WHAT IS REQUIRED =
Where "progress" occurs in a line of the entries below, copy that line.
### GIVEN DATA ###
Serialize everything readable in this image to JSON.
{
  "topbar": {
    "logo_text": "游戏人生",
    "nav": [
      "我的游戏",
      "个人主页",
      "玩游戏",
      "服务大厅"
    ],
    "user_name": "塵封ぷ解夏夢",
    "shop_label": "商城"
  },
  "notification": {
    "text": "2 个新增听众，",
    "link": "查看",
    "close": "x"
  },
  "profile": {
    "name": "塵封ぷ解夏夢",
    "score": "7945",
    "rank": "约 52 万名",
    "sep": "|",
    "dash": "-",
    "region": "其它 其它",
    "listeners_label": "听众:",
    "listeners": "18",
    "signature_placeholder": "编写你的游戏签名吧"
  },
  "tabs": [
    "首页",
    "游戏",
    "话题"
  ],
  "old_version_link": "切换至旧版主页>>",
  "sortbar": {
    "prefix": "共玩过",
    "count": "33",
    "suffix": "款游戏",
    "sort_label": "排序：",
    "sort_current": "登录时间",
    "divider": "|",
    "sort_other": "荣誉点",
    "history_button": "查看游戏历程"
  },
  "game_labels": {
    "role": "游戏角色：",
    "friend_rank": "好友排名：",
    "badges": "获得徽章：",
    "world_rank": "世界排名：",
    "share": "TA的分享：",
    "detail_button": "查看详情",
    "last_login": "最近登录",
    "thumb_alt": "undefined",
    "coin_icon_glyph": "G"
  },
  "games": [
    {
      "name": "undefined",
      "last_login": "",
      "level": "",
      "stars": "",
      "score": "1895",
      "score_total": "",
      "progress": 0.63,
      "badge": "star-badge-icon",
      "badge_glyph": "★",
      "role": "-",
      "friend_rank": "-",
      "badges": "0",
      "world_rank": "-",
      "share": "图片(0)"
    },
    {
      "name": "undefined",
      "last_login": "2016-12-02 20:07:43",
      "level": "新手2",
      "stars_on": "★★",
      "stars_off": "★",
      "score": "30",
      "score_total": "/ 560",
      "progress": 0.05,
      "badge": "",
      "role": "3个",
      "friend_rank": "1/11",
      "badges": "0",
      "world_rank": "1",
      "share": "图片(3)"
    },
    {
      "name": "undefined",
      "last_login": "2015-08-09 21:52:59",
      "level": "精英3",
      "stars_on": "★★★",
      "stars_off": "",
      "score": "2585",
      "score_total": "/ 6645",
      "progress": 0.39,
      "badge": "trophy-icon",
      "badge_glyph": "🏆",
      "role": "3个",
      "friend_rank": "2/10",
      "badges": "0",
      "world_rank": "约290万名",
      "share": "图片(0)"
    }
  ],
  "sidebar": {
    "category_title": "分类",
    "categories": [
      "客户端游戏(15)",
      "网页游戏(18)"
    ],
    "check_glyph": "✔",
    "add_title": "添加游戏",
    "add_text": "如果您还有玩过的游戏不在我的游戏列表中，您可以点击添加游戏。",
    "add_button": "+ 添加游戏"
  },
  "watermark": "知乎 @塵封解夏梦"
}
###
OUTPUT FOR THIS EXERCISE =
      "progress": 0.63,
      "progress": 0.05,
      "progress": 0.39,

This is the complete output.